With so many 'new' bluegrass acts comprised of shuffled decks drawn out of other bands, it is refreshing to find a solid release from a combo consisting of a quartet of pickers not well known outside their respective hometowns or instrumental specialties. Solivan's the name on the sleeve, so it is his clear-eyed vocal that takes center stage on a set of songs that eschew traditional favorites for new originals from the band members and their close friends.

Instrumentally, Mike Mumford shines throughout on banjo, and guitarist Lincoln Meyers' melodic lines bridge the verses on songs such as the tender Hello Friend in a way that adds to the emotions expressed in the lyrics. Just because Solivan doesn't tap into the standards of his chosen genre doesn't mean he won't accept some outside ideas, however.

Together We'll Fly is a Solivan tune that sounds like a '70s country tune set to bluegrass, while July You're a Woman actually is a classic country-folk song from John Stewart that the band "Bluegrassed all over," according to the liner notes.

Solivan is obviously influenced by the more contemporary bluegrass of groups such as Blue Highway or Kenny & Amanda Smith, but he's also enough of a student of traditional fare to include a powerful a capella rendition of the Stanley Brothers gospel classic Paul and Silas.

It is Solivan's own songs that steal the show here, however, with Tarred and Feathered sounding every bit like a classic you've just not heard before and the homelessness study Left Out in the Cold as good a topical song as any this side of Chris Jones.
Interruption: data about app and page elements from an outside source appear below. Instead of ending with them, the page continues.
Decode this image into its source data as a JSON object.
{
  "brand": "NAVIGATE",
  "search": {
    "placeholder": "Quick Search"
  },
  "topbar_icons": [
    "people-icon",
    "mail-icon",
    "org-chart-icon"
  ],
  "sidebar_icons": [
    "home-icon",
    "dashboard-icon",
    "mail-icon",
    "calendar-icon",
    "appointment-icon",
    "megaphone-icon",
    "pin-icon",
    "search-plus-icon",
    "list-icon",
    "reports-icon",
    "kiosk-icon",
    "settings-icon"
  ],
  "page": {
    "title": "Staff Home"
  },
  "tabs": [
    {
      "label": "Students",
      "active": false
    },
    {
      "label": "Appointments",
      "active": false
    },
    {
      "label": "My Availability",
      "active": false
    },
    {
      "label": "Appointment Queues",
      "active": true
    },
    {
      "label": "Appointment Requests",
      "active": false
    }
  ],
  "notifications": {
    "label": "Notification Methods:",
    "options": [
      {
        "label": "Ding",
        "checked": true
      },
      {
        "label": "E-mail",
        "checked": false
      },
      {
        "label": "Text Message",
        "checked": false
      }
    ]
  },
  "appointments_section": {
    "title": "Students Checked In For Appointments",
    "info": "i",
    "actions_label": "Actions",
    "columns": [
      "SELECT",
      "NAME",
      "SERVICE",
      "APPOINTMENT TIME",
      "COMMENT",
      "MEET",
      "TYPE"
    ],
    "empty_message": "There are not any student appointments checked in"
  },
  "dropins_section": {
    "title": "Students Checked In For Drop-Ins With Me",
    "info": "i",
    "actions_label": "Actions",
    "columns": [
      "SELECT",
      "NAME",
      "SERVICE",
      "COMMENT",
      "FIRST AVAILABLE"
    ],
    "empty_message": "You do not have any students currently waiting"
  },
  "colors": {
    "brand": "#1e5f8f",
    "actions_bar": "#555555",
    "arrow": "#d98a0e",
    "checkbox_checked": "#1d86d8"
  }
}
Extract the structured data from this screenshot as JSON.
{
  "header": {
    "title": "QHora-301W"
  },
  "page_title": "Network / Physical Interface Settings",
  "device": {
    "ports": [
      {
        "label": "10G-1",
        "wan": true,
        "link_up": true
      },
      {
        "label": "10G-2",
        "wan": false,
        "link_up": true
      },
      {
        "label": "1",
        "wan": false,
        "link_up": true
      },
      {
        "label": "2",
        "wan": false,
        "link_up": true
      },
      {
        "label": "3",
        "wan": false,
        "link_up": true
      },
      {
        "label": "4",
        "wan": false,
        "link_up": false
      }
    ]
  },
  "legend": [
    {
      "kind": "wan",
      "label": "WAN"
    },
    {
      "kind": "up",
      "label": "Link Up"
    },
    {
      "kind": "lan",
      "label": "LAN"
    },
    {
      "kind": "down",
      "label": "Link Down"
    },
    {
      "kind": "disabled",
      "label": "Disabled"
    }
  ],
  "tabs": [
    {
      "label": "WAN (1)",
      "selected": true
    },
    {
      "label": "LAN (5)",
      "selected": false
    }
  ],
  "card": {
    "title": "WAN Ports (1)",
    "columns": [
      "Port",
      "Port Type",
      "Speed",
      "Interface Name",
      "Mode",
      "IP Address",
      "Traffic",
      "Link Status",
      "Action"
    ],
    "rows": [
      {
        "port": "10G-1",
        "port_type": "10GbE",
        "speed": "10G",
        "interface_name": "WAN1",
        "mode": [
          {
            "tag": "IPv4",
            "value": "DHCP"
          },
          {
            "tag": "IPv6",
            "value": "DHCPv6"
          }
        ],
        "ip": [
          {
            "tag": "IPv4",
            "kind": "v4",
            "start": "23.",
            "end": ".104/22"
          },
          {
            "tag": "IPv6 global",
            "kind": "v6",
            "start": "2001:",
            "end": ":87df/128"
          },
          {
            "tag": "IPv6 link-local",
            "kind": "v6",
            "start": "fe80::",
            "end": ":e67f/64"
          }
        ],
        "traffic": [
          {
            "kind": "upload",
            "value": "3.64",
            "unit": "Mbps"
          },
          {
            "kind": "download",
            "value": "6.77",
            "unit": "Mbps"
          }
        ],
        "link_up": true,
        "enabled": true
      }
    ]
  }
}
Solivan may not be the most well-known singer/mandolin player in bluegrass, and his band may not have instant name recognition on the festival circuit, but this latest album is proof that one doesn't have to pack the lineup with ringers to produce a winning team.